■ **EXERCISE DIRECTIONS**
In the entries below, spot each line with the word "Estágio" and copy it.

******

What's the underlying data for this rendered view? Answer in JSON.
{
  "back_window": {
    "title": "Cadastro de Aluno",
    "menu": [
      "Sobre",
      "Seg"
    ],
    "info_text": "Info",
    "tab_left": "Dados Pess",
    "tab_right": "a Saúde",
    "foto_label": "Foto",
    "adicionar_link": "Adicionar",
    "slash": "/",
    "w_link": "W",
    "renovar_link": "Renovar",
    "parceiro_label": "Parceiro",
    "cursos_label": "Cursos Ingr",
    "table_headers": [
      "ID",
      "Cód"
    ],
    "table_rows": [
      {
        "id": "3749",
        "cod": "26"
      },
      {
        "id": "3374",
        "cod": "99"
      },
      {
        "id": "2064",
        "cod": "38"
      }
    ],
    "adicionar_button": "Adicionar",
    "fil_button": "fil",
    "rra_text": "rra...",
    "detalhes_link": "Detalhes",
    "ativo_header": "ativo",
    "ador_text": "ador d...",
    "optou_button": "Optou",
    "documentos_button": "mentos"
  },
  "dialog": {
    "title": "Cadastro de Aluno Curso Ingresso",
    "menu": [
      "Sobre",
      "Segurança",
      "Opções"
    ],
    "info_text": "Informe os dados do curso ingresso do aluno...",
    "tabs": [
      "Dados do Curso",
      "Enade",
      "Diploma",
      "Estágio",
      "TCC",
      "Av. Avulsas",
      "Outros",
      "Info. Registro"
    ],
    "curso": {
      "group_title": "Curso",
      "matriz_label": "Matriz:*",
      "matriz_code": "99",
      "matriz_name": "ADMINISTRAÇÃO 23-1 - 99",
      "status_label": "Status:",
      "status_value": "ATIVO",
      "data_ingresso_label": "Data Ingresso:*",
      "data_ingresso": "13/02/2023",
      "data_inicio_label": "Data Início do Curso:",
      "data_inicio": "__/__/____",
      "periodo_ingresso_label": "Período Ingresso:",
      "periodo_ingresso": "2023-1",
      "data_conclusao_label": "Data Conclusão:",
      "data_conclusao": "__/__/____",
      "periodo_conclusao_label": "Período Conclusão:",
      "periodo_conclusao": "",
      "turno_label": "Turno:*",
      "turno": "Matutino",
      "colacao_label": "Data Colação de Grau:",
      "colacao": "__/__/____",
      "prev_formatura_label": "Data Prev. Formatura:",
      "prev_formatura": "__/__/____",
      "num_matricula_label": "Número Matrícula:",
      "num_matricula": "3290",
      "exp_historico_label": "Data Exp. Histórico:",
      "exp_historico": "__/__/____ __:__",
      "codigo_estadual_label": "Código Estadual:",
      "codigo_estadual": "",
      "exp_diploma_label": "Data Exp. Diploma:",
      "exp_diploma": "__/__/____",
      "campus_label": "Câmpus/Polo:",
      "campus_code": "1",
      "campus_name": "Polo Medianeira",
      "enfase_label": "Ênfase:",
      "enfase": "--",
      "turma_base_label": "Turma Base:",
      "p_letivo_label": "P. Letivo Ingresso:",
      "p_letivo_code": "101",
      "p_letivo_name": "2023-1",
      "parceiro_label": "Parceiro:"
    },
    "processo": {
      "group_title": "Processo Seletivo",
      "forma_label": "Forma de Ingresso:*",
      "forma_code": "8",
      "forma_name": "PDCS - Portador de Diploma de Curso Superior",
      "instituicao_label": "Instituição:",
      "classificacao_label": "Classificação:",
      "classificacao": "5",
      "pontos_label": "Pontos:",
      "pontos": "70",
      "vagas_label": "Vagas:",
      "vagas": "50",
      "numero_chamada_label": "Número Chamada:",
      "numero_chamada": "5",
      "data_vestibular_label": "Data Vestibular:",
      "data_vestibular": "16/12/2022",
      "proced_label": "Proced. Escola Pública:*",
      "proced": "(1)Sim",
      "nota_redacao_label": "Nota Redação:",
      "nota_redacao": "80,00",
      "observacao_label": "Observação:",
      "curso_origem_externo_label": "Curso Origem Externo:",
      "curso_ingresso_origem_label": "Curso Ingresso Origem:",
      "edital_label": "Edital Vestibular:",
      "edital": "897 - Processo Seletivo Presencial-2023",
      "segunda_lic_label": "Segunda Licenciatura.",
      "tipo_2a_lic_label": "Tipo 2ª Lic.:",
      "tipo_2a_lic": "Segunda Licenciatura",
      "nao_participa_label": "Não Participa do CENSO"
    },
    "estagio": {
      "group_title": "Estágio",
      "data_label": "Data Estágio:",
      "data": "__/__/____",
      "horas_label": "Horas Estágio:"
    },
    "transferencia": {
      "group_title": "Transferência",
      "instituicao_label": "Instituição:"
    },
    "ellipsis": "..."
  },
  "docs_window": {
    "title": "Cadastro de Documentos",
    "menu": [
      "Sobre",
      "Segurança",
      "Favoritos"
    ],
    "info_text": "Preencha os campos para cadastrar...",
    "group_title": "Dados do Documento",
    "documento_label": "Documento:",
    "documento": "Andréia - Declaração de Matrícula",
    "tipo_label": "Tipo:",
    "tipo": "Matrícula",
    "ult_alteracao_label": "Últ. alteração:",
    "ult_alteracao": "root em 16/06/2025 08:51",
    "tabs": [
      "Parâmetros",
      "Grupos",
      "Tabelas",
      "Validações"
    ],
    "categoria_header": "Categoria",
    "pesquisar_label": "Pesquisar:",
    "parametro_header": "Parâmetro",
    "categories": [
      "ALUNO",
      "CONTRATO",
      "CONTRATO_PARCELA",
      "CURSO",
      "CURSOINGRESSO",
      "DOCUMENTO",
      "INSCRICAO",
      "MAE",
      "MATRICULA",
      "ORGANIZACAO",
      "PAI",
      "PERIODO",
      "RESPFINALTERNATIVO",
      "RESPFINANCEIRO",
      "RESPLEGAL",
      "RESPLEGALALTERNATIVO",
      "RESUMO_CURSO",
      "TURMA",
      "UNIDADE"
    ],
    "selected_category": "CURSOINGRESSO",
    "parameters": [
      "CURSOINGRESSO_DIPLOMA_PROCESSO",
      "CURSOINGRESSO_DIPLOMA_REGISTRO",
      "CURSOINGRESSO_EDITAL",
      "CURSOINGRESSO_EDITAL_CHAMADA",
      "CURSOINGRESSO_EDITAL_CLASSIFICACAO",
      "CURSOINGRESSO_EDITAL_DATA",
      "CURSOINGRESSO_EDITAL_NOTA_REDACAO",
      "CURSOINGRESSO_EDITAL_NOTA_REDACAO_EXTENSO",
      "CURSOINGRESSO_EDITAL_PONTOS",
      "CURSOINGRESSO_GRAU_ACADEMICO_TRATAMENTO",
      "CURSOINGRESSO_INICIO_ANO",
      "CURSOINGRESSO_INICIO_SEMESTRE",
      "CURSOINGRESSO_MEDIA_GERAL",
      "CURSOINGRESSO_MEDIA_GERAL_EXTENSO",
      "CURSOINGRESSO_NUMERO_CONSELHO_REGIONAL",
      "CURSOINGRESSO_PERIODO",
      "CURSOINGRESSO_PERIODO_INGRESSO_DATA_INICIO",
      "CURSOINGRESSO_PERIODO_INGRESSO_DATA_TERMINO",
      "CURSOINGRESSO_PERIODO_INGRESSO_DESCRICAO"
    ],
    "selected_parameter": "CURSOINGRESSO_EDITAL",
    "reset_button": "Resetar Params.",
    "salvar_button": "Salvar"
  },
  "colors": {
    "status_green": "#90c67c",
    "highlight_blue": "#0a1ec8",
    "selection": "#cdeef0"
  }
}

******

■ **YOUR SOLUTION**
      "Estágio",
      "group_title": "Estágio",
      "data_label": "Data Estágio:",
      "horas_label": "Horas Estágio:"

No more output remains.